── Dataset
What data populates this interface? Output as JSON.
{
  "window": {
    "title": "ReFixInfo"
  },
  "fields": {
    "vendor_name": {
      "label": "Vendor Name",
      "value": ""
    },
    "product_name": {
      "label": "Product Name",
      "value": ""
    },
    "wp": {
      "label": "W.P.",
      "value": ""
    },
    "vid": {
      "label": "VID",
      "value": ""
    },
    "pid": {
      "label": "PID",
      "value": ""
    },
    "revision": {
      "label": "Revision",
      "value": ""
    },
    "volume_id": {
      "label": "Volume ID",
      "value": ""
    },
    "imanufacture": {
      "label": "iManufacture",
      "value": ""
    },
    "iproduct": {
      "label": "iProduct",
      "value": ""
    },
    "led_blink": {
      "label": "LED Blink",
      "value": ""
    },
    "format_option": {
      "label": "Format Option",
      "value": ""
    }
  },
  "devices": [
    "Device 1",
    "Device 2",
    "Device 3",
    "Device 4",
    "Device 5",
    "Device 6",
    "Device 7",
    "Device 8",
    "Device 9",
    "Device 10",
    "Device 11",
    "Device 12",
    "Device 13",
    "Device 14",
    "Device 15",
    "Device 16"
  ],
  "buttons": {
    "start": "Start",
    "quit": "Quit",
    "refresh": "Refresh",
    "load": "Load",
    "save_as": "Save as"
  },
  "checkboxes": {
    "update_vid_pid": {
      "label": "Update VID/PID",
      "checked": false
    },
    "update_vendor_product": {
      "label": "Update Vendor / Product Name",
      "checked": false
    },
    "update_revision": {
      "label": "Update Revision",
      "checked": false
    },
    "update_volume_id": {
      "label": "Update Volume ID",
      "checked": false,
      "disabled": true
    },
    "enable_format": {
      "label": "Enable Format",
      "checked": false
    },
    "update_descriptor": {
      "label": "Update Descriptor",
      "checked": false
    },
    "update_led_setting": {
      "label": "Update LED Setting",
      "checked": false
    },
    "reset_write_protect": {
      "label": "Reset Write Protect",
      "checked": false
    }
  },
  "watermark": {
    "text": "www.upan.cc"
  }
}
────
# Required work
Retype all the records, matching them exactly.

# Result of this exercise
What data populates this interface? Output as JSON.
{
  "window": {
    "title": "ReFixInfo"
  },
  "fields": {
    "vendor_name": {
      "label": "Vendor Name",
      "value": ""
    },
    "product_name": {
      "label": "Product Name",
      "value": ""
    },
    "wp": {
      "label": "W.P.",
      "value": ""
    },
    "vid": {
      "label": "VID",
      "value": ""
    },
    "pid": {
      "label": "PID",
      "value": ""
    },
    "revision": {
      "label": "Revision",
      "value": ""
    },
    "volume_id": {
      "label": "Volume ID",
      "value": ""
    },
    "imanufacture": {
      "label": "iManufacture",
      "value": ""
    },
    "iproduct": {
      "label": "iProduct",
      "value": ""
    },
    "led_blink": {
      "label": "LED Blink",
      "value": ""
    },
    "format_option": {
      "label": "Format Option",
      "value": ""
    }
  },
  "devices": [
    "Device 1",
    "Device 2",
    "Device 3",
    "Device 4",
    "Device 5",
    "Device 6",
    "Device 7",
    "Device 8",
    "Device 9",
    "Device 10",
    "Device 11",
    "Device 12",
    "Device 13",
    "Device 14",
    "Device 15",
    "Device 16"
  ],
  "buttons": {
    "start": "Start",
    "quit": "Quit",
    "refresh": "Refresh",
    "load": "Load",
    "save_as": "Save as"
  },
  "checkboxes": {
    "update_vid_pid": {
      "label": "Update VID/PID",
      "checked": false
    },
    "update_vendor_product": {
      "label": "Update Vendor / Product Name",
      "checked": false
    },
    "update_revision": {
      "label": "Update Revision",
      "checked": false
    },
    "update_volume_id": {
      "label": "Update Volume ID",
      "checked": false,
      "disabled": true
    },
    "enable_format": {
      "label": "Enable Format",
      "checked": false
    },
    "update_descriptor": {
      "label": "Update Descriptor",
      "checked": false
    },
    "update_led_setting": {
      "label": "Update LED Setting",
      "checked": false
    },
    "reset_write_protect": {
      "label": "Reset Write Protect",
      "checked": false
    }
  },
  "watermark": {
    "text": "www.upan.cc"
  }
}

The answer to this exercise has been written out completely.